INPUT:
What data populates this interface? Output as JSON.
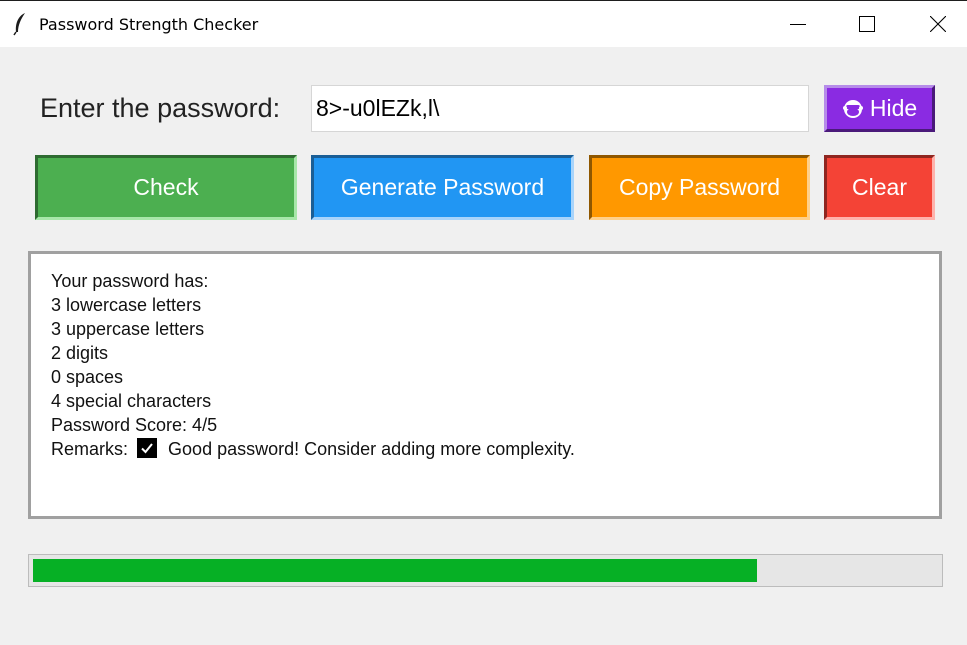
{
  "window": {
    "title": "Password Strength Checker",
    "app_icon": "feather-icon",
    "controls": [
      "minimize-icon",
      "maximize-icon",
      "close-icon"
    ]
  },
  "form": {
    "prompt_label": "Enter the password:",
    "password_value": "8>-u0lEZk,l\\",
    "hide_button": {
      "label": "Hide",
      "icon": "see-no-evil-monkey-icon",
      "color": "#8a2be2"
    }
  },
  "actions": {
    "check": {
      "label": "Check",
      "color": "#4caf50"
    },
    "generate": {
      "label": "Generate Password",
      "color": "#2196f3"
    },
    "copy": {
      "label": "Copy Password",
      "color": "#ff9800"
    },
    "clear": {
      "label": "Clear",
      "color": "#f44336"
    }
  },
  "result": {
    "heading": "Your password has:",
    "lines": [
      "3 lowercase letters",
      "3 uppercase letters",
      "2 digits",
      "0 spaces",
      "4 special characters",
      "Password Score: 4/5"
    ],
    "remarks_label": "Remarks:",
    "remarks_icon": "check-mark-icon",
    "remarks_text": "Good password! Consider adding more complexity."
  },
  "strength": {
    "fraction": 0.8,
    "fill_color": "#06b025",
    "track_color": "#e6e6e6"
  }
}
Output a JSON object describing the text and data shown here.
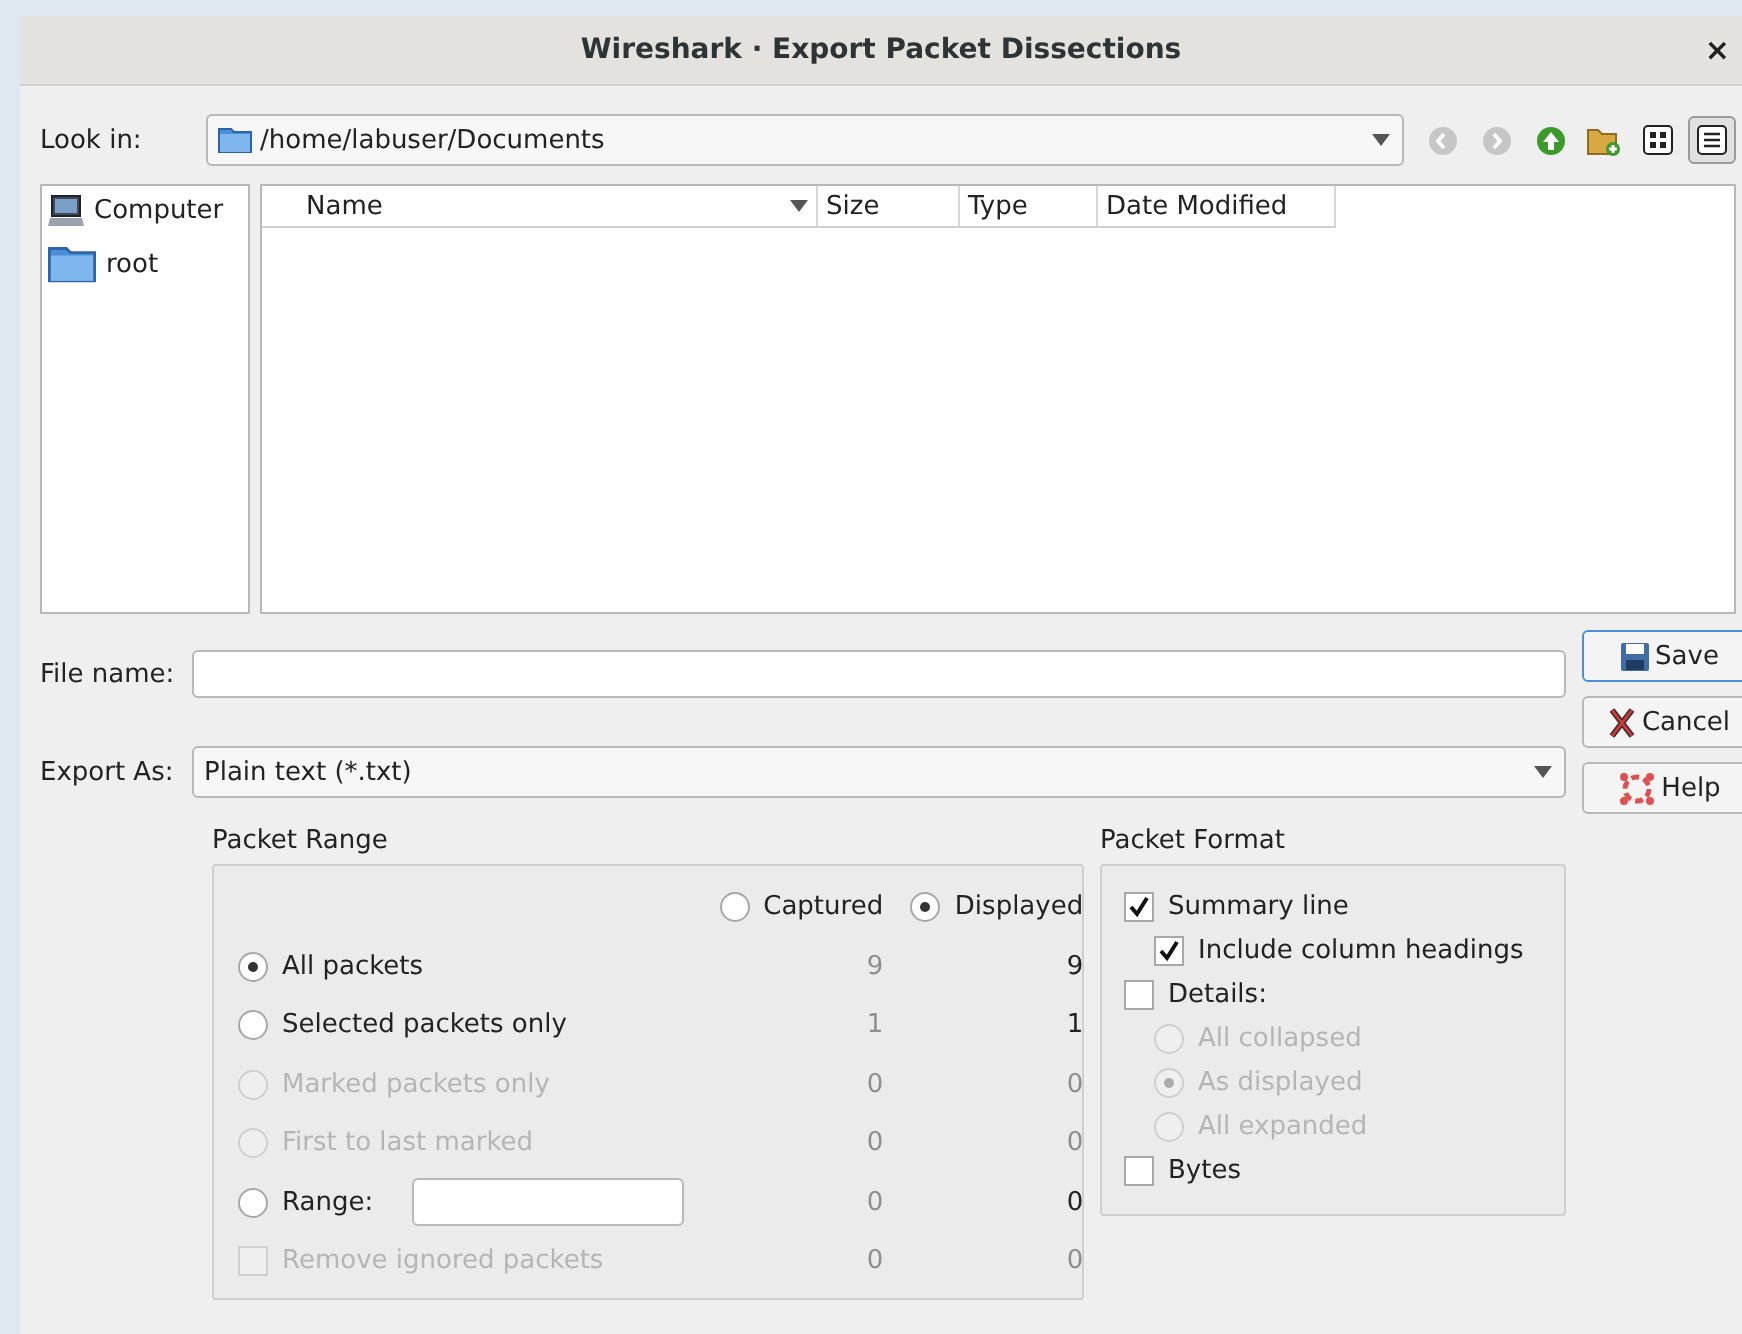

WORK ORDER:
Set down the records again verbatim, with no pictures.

RESPONSE:
What data populates this interface? Output as JSON.
{
  "window": {
    "title": "Password Strength Checker",
    "app_icon": "feather-icon",
    "controls": [
      "minimize-icon",
      "maximize-icon",
      "close-icon"
    ]
  },
  "form": {
    "prompt_label": "Enter the password:",
    "password_value": "8>-u0lEZk,l\\",
    "hide_button": {
      "label": "Hide",
      "icon": "see-no-evil-monkey-icon",
      "color": "#8a2be2"
    }
  },
  "actions": {
    "check": {
      "label": "Check",
      "color": "#4caf50"
    },
    "generate": {
      "label": "Generate Password",
      "color": "#2196f3"
    },
    "copy": {
      "label": "Copy Password",
      "color": "#ff9800"
    },
    "clear": {
      "label": "Clear",
      "color": "#f44336"
    }
  },
  "result": {
    "heading": "Your password has:",
    "lines": [
      "3 lowercase letters",
      "3 uppercase letters",
      "2 digits",
      "0 spaces",
      "4 special characters",
      "Password Score: 4/5"
    ],
    "remarks_label": "Remarks:",
    "remarks_icon": "check-mark-icon",
    "remarks_text": "Good password! Consider adding more complexity."
  },
  "strength": {
    "fraction": 0.8,
    "fill_color": "#06b025",
    "track_color": "#e6e6e6"
  }
}
Output a JSON object describing the text and data shown here.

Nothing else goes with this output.